[Records for the task — start]
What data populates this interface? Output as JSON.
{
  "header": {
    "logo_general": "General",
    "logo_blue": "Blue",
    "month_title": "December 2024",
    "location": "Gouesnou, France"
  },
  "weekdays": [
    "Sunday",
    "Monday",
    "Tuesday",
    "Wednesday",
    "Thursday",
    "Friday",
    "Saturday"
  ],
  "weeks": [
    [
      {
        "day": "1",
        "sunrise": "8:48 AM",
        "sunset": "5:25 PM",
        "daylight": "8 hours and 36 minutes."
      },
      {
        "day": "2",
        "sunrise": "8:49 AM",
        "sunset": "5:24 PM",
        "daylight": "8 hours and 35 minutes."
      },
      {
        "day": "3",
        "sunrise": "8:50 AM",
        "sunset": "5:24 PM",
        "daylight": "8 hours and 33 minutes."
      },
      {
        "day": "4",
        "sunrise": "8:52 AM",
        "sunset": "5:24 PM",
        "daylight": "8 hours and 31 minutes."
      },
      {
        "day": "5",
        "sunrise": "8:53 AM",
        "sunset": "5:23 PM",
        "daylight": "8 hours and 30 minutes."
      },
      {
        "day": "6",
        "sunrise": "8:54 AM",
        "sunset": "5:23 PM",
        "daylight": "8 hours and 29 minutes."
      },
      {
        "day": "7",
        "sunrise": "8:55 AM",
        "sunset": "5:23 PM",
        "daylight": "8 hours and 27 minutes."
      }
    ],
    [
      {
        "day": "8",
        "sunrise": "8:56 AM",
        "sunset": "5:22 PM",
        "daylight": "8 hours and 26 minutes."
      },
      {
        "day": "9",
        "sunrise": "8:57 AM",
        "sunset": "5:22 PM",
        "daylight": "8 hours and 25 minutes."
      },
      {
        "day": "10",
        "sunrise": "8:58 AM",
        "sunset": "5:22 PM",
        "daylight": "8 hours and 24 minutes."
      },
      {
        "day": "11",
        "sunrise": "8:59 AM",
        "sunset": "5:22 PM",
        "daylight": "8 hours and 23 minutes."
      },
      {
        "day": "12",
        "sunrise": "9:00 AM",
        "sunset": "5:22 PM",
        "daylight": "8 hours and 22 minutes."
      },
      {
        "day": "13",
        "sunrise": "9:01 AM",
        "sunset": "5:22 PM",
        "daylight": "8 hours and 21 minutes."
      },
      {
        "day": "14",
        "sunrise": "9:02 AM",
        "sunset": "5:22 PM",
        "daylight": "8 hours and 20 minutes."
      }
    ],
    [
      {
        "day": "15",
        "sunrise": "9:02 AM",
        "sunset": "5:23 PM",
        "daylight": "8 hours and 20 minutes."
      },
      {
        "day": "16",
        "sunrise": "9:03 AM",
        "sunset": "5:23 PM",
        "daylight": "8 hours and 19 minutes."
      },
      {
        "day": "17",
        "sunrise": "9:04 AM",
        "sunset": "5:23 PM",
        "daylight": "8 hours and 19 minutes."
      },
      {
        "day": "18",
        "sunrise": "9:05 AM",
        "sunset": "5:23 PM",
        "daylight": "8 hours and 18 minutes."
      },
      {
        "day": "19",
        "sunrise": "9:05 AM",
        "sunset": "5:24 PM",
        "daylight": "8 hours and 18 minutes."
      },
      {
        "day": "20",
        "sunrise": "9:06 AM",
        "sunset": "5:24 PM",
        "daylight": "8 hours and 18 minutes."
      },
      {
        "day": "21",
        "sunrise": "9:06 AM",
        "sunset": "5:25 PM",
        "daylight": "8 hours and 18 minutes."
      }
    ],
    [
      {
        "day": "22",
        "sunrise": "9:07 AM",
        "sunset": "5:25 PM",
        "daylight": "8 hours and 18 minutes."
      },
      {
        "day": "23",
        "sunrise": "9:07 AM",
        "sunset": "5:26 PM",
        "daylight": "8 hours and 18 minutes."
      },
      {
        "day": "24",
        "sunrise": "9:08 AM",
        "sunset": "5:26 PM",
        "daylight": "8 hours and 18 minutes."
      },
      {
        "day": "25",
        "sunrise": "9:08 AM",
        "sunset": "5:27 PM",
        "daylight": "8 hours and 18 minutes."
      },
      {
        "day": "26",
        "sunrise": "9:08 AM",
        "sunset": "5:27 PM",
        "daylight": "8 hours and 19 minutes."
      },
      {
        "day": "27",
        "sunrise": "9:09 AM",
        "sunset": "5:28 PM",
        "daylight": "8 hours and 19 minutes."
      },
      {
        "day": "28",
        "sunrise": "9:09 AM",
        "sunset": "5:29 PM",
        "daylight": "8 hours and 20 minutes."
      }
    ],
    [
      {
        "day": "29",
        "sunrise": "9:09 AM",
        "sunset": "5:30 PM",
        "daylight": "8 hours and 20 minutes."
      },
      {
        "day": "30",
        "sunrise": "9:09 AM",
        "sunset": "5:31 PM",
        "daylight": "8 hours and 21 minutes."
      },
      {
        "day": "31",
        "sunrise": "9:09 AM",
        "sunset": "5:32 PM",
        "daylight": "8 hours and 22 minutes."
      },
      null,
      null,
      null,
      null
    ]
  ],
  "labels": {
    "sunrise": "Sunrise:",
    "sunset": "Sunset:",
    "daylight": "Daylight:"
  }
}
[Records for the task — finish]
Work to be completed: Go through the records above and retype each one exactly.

Result for this exercise:
What data populates this interface? Output as JSON.
{
  "header": {
    "logo_general": "General",
    "logo_blue": "Blue",
    "month_title": "December 2024",
    "location": "Gouesnou, France"
  },
  "weekdays": [
    "Sunday",
    "Monday",
    "Tuesday",
    "Wednesday",
    "Thursday",
    "Friday",
    "Saturday"
  ],
  "weeks": [
    [
      {
        "day": "1",
        "sunrise": "8:48 AM",
        "sunset": "5:25 PM",
        "daylight": "8 hours and 36 minutes."
      },
      {
        "day": "2",
        "sunrise": "8:49 AM",
        "sunset": "5:24 PM",
        "daylight": "8 hours and 35 minutes."
      },
      {
        "day": "3",
        "sunrise": "8:50 AM",
        "sunset": "5:24 PM",
        "daylight": "8 hours and 33 minutes."
      },
      {
        "day": "4",
        "sunrise": "8:52 AM",
        "sunset": "5:24 PM",
        "daylight": "8 hours and 31 minutes."
      },
      {
        "day": "5",
        "sunrise": "8:53 AM",
        "sunset": "5:23 PM",
        "daylight": "8 hours and 30 minutes."
      },
      {
        "day": "6",
        "sunrise": "8:54 AM",
        "sunset": "5:23 PM",
        "daylight": "8 hours and 29 minutes."
      },
      {
        "day": "7",
        "sunrise": "8:55 AM",
        "sunset": "5:23 PM",
        "daylight": "8 hours and 27 minutes."
      }
    ],
    [
      {
        "day": "8",
        "sunrise": "8:56 AM",
        "sunset": "5:22 PM",
        "daylight": "8 hours and 26 minutes."
      },
      {
        "day": "9",
        "sunrise": "8:57 AM",
        "sunset": "5:22 PM",
        "daylight": "8 hours and 25 minutes."
      },
      {
        "day": "10",
        "sunrise": "8:58 AM",
        "sunset": "5:22 PM",
        "daylight": "8 hours and 24 minutes."
      },
      {
        "day": "11",
        "sunrise": "8:59 AM",
        "sunset": "5:22 PM",
        "daylight": "8 hours and 23 minutes."
      },
      {
        "day": "12",
        "sunrise": "9:00 AM",
        "sunset": "5:22 PM",
        "daylight": "8 hours and 22 minutes."
      },
      {
        "day": "13",
        "sunrise": "9:01 AM",
        "sunset": "5:22 PM",
        "daylight": "8 hours and 21 minutes."
      },
      {
        "day": "14",
        "sunrise": "9:02 AM",
        "sunset": "5:22 PM",
        "daylight": "8 hours and 20 minutes."
      }
    ],
    [
      {
        "day": "15",
        "sunrise": "9:02 AM",
        "sunset": "5:23 PM",
        "daylight": "8 hours and 20 minutes."
      },
      {
        "day": "16",
        "sunrise": "9:03 AM",
        "sunset": "5:23 PM",
        "daylight": "8 hours and 19 minutes."
      },
      {
        "day": "17",
        "sunrise": "9:04 AM",
        "sunset": "5:23 PM",
        "daylight": "8 hours and 19 minutes."
      },
      {
        "day": "18",
        "sunrise": "9:05 AM",
        "sunset": "5:23 PM",
        "daylight": "8 hours and 18 minutes."
      },
      {
        "day": "19",
        "sunrise": "9:05 AM",
        "sunset": "5:24 PM",
        "daylight": "8 hours and 18 minutes."
      },
      {
        "day": "20",
        "sunrise": "9:06 AM",
        "sunset": "5:24 PM",
        "daylight": "8 hours and 18 minutes."
      },
      {
        "day": "21",
        "sunrise": "9:06 AM",
        "sunset": "5:25 PM",
        "daylight": "8 hours and 18 minutes."
      }
    ],
    [
      {
        "day": "22",
        "sunrise": "9:07 AM",
        "sunset": "5:25 PM",
        "daylight": "8 hours and 18 minutes."
      },
      {
        "day": "23",
        "sunrise": "9:07 AM",
        "sunset": "5:26 PM",
        "daylight": "8 hours and 18 minutes."
      },
      {
        "day": "24",
        "sunrise": "9:08 AM",
        "sunset": "5:26 PM",
        "daylight": "8 hours and 18 minutes."
      },
      {
        "day": "25",
        "sunrise": "9:08 AM",
        "sunset": "5:27 PM",
        "daylight": "8 hours and 18 minutes."
      },
      {
        "day": "26",
        "sunrise": "9:08 AM",
        "sunset": "5:27 PM",
        "daylight": "8 hours and 19 minutes."
      },
      {
        "day": "27",
        "sunrise": "9:09 AM",
        "sunset": "5:28 PM",
        "daylight": "8 hours and 19 minutes."
      },
      {
        "day": "28",
        "sunrise": "9:09 AM",
        "sunset": "5:29 PM",
        "daylight": "8 hours and 20 minutes."
      }
    ],
    [
      {
        "day": "29",
        "sunrise": "9:09 AM",
        "sunset": "5:30 PM",
        "daylight": "8 hours and 20 minutes."
      },
      {
        "day": "30",
        "sunrise": "9:09 AM",
        "sunset": "5:31 PM",
        "daylight": "8 hours and 21 minutes."
      },
      {
        "day": "31",
        "sunrise": "9:09 AM",
        "sunset": "5:32 PM",
        "daylight": "8 hours and 22 minutes."
      },
      null,
      null,
      null,
      null
    ]
  ],
  "labels": {
    "sunrise": "Sunrise:",
    "sunset": "Sunset:",
    "daylight": "Daylight:"
  }
}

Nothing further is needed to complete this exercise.